That was a serious blow to the 74,000 staff for whom the bonus was both a celebrated annual event and a strong boost to their incomes.
That was only the second time there was no staff bonus since the scheme began in 1953.
A statement today said: “The chairman of the John Lewis Partnership, Sharon White, has today asked the partnership board to initiate the process to appoint a successor as she enters the latter stages of her five-year term.”
That process will be led by Rita Clifton, the deputy chairman and chairman of the nominations committee, and approved by the partnership board.
Although the business describes itself as a democracy, staff do not get a vote on who the new leader will be.
White’s appointment was controversial in the first place, given her background as a civil servant and head of the media watchdog Ofcom.
City analysts today were speculating that a more obviously seasoned retailer is a likely replacement.
White said: “Having led the Partnership through the pandemic and the worst of the cost of living crisis, it is important that there is now a smooth and orderly succession process and handover. The Partnership is making progress in its modernisation and transformation with improving results. There is a long road ahead and I am committed to handing on the strongest possible Partnership to my successor.”

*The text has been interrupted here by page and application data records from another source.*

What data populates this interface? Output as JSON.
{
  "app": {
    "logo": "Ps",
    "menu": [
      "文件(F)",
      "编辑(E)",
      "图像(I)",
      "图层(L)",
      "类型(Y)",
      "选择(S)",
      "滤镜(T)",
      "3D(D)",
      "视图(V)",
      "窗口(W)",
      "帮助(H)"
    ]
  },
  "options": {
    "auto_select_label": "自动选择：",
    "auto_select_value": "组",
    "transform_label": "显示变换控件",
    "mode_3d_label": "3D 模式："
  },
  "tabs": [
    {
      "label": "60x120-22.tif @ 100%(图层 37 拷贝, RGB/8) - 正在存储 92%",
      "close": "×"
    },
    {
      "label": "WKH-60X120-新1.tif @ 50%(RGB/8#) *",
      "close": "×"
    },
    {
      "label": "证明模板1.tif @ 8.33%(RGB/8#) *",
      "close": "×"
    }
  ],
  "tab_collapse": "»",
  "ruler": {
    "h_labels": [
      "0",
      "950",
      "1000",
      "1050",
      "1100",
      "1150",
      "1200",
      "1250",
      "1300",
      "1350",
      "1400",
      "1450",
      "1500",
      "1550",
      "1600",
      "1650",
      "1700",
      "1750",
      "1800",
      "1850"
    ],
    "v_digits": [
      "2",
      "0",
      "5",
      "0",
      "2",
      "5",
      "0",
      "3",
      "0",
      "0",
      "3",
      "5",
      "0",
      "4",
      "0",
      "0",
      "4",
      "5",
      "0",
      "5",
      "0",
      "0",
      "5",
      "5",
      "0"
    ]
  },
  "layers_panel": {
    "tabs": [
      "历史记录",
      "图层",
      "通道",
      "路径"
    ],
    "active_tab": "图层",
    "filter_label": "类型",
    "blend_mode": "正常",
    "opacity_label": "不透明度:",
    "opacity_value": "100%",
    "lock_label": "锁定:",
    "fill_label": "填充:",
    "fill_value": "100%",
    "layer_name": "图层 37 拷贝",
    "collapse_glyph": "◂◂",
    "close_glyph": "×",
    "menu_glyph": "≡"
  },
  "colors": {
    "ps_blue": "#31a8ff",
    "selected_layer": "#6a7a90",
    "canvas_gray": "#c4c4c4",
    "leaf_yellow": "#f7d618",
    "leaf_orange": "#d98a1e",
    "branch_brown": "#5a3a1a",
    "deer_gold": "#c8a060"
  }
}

White survived a vote of confidence among staff earlier this year, but ruffled feathers when she suggested selling off at least part of the business to big investors to raise cash for investment.
JLP appointed Nish Kankiwala as its first ever chief executive in March this year. It is possible that he becomes the new boss, with a part-time chairman atop him like at a more traditional public limited company.
White’s relatively short tenure might be taken in the City as a sign that the company is in more trouble than feared. Her predecessor Charlie Mayfield served two five-year terms.
However, two weeks ago the group reported that half-year losses had narrowed to £59 million and that it expected to return to profit for the full-year.